Define metrics that will suggest for your hypothesis to pan out, test, and record your findings. If you have many ideas, I’d recommend using something like the ICE framework to prioritize your experiments.
Start with something small and simple. And on that note, if anyone ever tells you that you need to run a lot of experiments, ignore them. It doesn’t matter how many experiments you run; it matters how well you run them.
A lot of experiments can correlate with more learning, but first you need to nail down the process.
In B2B and small markets, there is only so much audience and website traffic you can play with.
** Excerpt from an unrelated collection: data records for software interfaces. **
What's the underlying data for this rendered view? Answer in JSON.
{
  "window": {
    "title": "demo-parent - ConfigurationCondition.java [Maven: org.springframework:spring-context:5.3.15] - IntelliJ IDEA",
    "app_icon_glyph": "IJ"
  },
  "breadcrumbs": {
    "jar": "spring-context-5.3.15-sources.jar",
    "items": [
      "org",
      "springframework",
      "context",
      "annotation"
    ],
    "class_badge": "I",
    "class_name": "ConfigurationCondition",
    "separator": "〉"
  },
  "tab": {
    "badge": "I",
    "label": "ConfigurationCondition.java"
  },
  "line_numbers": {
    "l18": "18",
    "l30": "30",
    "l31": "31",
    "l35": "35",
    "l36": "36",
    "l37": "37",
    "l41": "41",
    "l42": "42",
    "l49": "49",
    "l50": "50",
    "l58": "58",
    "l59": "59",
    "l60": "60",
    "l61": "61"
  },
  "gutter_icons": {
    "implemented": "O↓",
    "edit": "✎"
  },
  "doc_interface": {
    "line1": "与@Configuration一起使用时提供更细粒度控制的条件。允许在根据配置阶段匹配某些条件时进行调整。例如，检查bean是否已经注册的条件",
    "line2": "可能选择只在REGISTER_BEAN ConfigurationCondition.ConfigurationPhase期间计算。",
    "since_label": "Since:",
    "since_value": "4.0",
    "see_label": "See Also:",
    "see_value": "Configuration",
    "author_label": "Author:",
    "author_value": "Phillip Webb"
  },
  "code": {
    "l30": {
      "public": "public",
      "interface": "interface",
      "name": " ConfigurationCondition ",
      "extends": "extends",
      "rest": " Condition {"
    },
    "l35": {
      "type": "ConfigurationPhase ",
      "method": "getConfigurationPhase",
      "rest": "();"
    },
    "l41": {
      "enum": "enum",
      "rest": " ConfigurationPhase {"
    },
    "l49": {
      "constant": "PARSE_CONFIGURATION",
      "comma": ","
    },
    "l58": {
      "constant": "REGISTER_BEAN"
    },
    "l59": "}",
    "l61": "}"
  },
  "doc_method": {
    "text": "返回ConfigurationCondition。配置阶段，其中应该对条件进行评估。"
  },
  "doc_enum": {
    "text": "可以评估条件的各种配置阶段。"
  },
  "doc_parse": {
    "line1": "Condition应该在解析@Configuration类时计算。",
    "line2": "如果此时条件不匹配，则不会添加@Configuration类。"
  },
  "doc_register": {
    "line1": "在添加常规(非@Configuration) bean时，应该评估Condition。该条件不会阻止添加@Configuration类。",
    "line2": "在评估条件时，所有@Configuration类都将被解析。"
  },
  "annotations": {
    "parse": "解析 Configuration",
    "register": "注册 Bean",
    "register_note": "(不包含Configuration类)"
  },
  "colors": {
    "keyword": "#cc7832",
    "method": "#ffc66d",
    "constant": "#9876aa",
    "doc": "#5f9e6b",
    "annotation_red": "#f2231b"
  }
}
This means that focusing on quality makes sense.
Especially in the B2B SaaS industry, there is a limit of what is sensical to test.
There are a million things to test with consumers, and the volumes at larger B2C companies are likely high, but if your SaaS product caters to some niche at small B2B companies, you probably won’t get up to volumes that warrant such huge experiment quantities.
And of course, if you have the necessary resources is a whole different question.
So, to recap:
✔️ Define your goal and focus area (eg. new trial users from a specific market)
✔️ Do your customer research and data analysis (what has worked, what could work)
✔️ Proceed with continuous experimentation:
- Hypothesis: Refer to research, analysis, previous experiments
- Define experiments and test
- Prioritize experiments that are fast to run, have a strong likelihood to succeed, deliver enough data to learn from, and are repeatable and scalable
- Track, learn, run another test
4. Don’t give up.
The biggest risk is the wrong mindset. Don’t set out to test something and then abandon the whole thing the instant you see it doesn’t bring results.
Always, always look at this as a chance to find out more about your potential customers and why something may not have worked.
Here are some more ideas for you to borrow to start experimenting:
KPI examples: Brand awareness, branded searches, engagement
📈 Test different pieces of content in advertising to see what resonates with the target audience. Which blogs are being read? What videos are being watched? If people consume content, they’re more likely to remember you — thus growing your brand awareness.
📈 Take your messaging and content and run continuous brand awareness campaigns. See if it results in more searches for your brand name. A good indicator of brand awareness, and a SEO juice booster!
KPI examples: Trials, qualified leads, cost per conversion
📈 Test different content types such as e-books, video content, and infographics to see which is the most interesting one for your audience
📈 Test new messages with ads and see which ones resonate with your audience
KPI examples: % of users that experience the core value of your product
📈 Carry out customer research, and check your onboarding from the customer perspective. And then fix it. This is important, and it can be a larger-scale experiment.
📈 Use a product analytics software and segment your users to different groups, see if they have different Jobs to be Done, and make personalized onboarding flows. Like Intercom did.
KPIs: Customer Acquisition Cost, Customer Lifetime Value
📈 Reverse engineer the path from a stranger to a customer: what content did they view? Which channels did they use? Draw new hypotheses and experiments out of these to see if you can boost your customer acquisition efforts.
KPIs: # of new customers coming from referrals, NPS
📈 If your product enables it, add different “refer a friend” options inside the product and see which ones generate referrals.
KPIs: Churn (# of customers, or monetary value)
📈 Help users get the most out of your SaaS product. Analyze product usage with product analytics. Make hypotheses about product changes, test and measure them. For example: “adding a product tour will increase product usage”.
And there you have it. Better start experimenting!
If you’re interested in this topic, I’d love to see you at our webinar on June 29th, 2021 (at 3 pm). We will dive deeper into this topic with my colleague Ali (Growth Marketing Strategist and Team Lead of our international team) and discuss growth experiments for B2B SaaS companies and SaaS marketing. 🌊
Sign up for the webinar below 👇